Macron’s re-election reassures on policy continuity, but reform doubts hang over credit outlook


President Emmanuel Macron was re-elected for a second term as expected, but the relatively narrow margin of victory over far-right challenger Marine Le Pen raises questions over the popular support for his reform agenda.

“The biggest uncertainty at present is to know whether President Macron will be able to renew the majority of his ‘République en Marche’ party in the legislative elections set for June,” says Thomas Gillet, associate director, sovereign and public sector ratings, at Scope Ratings.

“The outcome of those elections will therefore prove decisive in assessing the real momentum behind his reform agenda.
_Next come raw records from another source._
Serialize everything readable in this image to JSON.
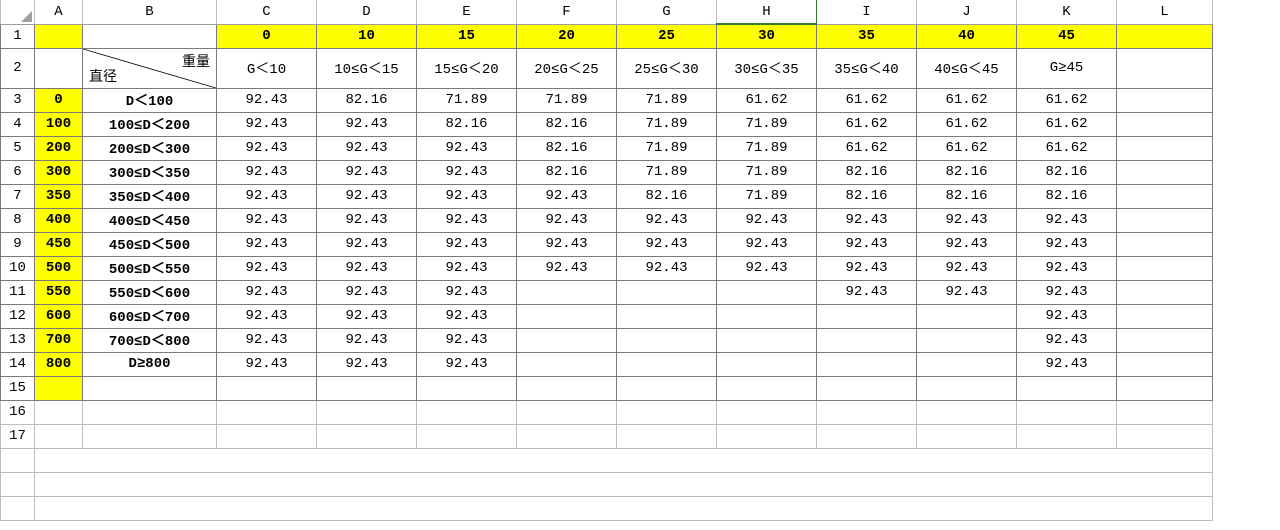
{
  "columns": [
    "",
    "A",
    "B",
    "C",
    "D",
    "E",
    "F",
    "G",
    "H",
    "I",
    "J",
    "K",
    "L"
  ],
  "rowHeaders": [
    "1",
    "2",
    "3",
    "4",
    "5",
    "6",
    "7",
    "8",
    "9",
    "10",
    "11",
    "12",
    "13",
    "14",
    "15",
    "16",
    "17"
  ],
  "selectedColumn": "H",
  "diagCell": {
    "topRight": "重量",
    "bottomLeft": "直径"
  },
  "weightHeaders": [
    "0",
    "10",
    "15",
    "20",
    "25",
    "30",
    "35",
    "40",
    "45"
  ],
  "weightRanges": [
    "G＜10",
    "10≤G＜15",
    "15≤G＜20",
    "20≤G＜25",
    "25≤G＜30",
    "30≤G＜35",
    "35≤G＜40",
    "40≤G＜45",
    "G≥45"
  ],
  "diamKeys": [
    "0",
    "100",
    "200",
    "300",
    "350",
    "400",
    "450",
    "500",
    "550",
    "600",
    "700",
    "800"
  ],
  "diamRanges": [
    "D＜100",
    "100≤D＜200",
    "200≤D＜300",
    "300≤D＜350",
    "350≤D＜400",
    "400≤D＜450",
    "450≤D＜500",
    "500≤D＜550",
    "550≤D＜600",
    "600≤D＜700",
    "700≤D＜800",
    "D≥800"
  ],
  "chart_data": {
    "type": "table",
    "title": "",
    "xlabel": "重量 G",
    "ylabel": "直径 D",
    "x_categories": [
      "G＜10",
      "10≤G＜15",
      "15≤G＜20",
      "20≤G＜25",
      "25≤G＜30",
      "30≤G＜35",
      "35≤G＜40",
      "40≤G＜45",
      "G≥45"
    ],
    "y_categories": [
      "D＜100",
      "100≤D＜200",
      "200≤D＜300",
      "300≤D＜350",
      "350≤D＜400",
      "400≤D＜450",
      "450≤D＜500",
      "500≤D＜550",
      "550≤D＜600",
      "600≤D＜700",
      "700≤D＜800",
      "D≥800"
    ],
    "values": [
      [
        92.43,
        82.16,
        71.89,
        71.89,
        71.89,
        61.62,
        61.62,
        61.62,
        61.62
      ],
      [
        92.43,
        92.43,
        82.16,
        82.16,
        71.89,
        71.89,
        61.62,
        61.62,
        61.62
      ],
      [
        92.43,
        92.43,
        92.43,
        82.16,
        71.89,
        71.89,
        61.62,
        61.62,
        61.62
      ],
      [
        92.43,
        92.43,
        92.43,
        82.16,
        71.89,
        71.89,
        82.16,
        82.16,
        82.16
      ],
      [
        92.43,
        92.43,
        92.43,
        92.43,
        82.16,
        71.89,
        82.16,
        82.16,
        82.16
      ],
      [
        92.43,
        92.43,
        92.43,
        92.43,
        92.43,
        92.43,
        92.43,
        92.43,
        92.43
      ],
      [
        92.43,
        92.43,
        92.43,
        92.43,
        92.43,
        92.43,
        92.43,
        92.43,
        92.43
      ],
      [
        92.43,
        92.43,
        92.43,
        92.43,
        92.43,
        92.43,
        92.43,
        92.43,
        92.43
      ],
      [
        92.43,
        92.43,
        92.43,
        null,
        null,
        null,
        92.43,
        92.43,
        92.43
      ],
      [
        92.43,
        92.43,
        92.43,
        null,
        null,
        null,
        null,
        null,
        92.43
      ],
      [
        92.43,
        92.43,
        92.43,
        null,
        null,
        null,
        null,
        null,
        92.43
      ],
      [
        92.43,
        92.43,
        92.43,
        null,
        null,
        null,
        null,
        null,
        92.43
      ]
    ]
  }
}
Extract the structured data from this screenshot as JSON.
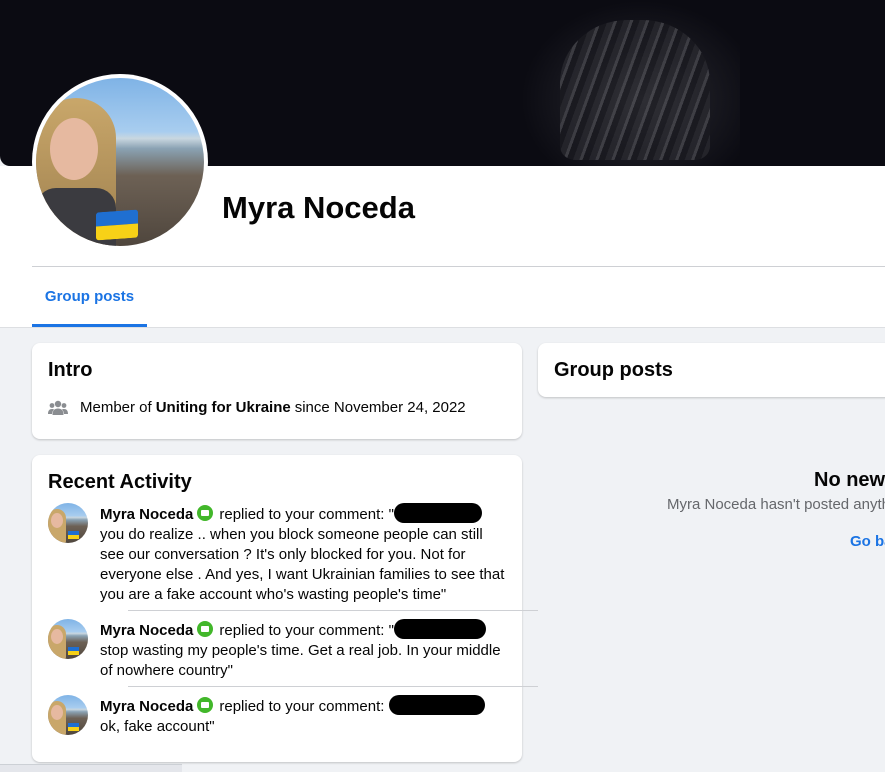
{
  "profile": {
    "name": "Myra Noceda"
  },
  "tabs": [
    {
      "label": "Group posts",
      "active": true
    }
  ],
  "intro": {
    "title": "Intro",
    "member_prefix": "Member of",
    "group_name": "Uniting for Ukraine",
    "member_suffix": "since November 24, 2022"
  },
  "recent_activity": {
    "title": "Recent Activity",
    "items": [
      {
        "name": "Myra Noceda",
        "action": "replied to your comment: \"",
        "text": "you do realize .. when you block someone people can still see our conversation ? It's only blocked for you. Not for everyone else . And yes, I want Ukrainian families to see that you are a fake account who's wasting people's time\""
      },
      {
        "name": "Myra Noceda",
        "action": "replied to your comment: \"",
        "text": "stop wasting my people's time. Get a real job. In your middle of nowhere country\""
      },
      {
        "name": "Myra Noceda",
        "action": "replied to your comment: ",
        "text": "ok, fake account\""
      }
    ]
  },
  "group_posts": {
    "title": "Group posts",
    "empty_title": "No new",
    "empty_subtitle": "Myra Noceda hasn't posted anyth",
    "link": "Go ba"
  },
  "colors": {
    "accent": "#1b74e4",
    "comment_badge": "#42b72a",
    "ukraine_blue": "#1f6fd1",
    "ukraine_yellow": "#f7d117"
  },
  "icons": {
    "intro_row": "people-icon",
    "activity_badge": "comment-icon"
  }
}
Weakening popular support would require postponing or scaling down reforms that are critical for France’s credit outlook,” Gillet adds.

The next government in France (AA/Stable) needs to tackle structural economic and social challenges such as rising public debt, declining productivity and competitiveness, residual labour market rigidities, in addition to addressing the rising cost of looking after the country’s ageing population and energy transition – all in the context of higher inflation and the repercussions of the war in Ukraine.